(Excerpts from a dataset)
* * * * * * *
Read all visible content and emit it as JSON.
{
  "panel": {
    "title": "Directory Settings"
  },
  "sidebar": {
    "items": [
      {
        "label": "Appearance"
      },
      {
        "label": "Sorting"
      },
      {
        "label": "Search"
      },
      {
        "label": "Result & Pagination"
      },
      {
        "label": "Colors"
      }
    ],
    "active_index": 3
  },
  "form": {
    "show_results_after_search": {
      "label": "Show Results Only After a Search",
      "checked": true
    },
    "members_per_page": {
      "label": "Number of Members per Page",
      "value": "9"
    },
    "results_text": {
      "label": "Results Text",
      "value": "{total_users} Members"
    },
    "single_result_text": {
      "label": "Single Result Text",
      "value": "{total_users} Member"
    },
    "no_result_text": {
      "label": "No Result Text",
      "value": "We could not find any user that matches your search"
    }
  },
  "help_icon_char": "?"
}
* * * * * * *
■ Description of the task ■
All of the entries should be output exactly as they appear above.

■ Reply to the task ■
Read all visible content and emit it as JSON.
{
  "panel": {
    "title": "Directory Settings"
  },
  "sidebar": {
    "items": [
      {
        "label": "Appearance"
      },
      {
        "label": "Sorting"
      },
      {
        "label": "Search"
      },
      {
        "label": "Result & Pagination"
      },
      {
        "label": "Colors"
      }
    ],
    "active_index": 3
  },
  "form": {
    "show_results_after_search": {
      "label": "Show Results Only After a Search",
      "checked": true
    },
    "members_per_page": {
      "label": "Number of Members per Page",
      "value": "9"
    },
    "results_text": {
      "label": "Results Text",
      "value": "{total_users} Members"
    },
    "single_result_text": {
      "label": "Single Result Text",
      "value": "{total_users} Member"
    },
    "no_result_text": {
      "label": "No Result Text",
      "value": "We could not find any user that matches your search"
    }
  },
  "help_icon_char": "?"
}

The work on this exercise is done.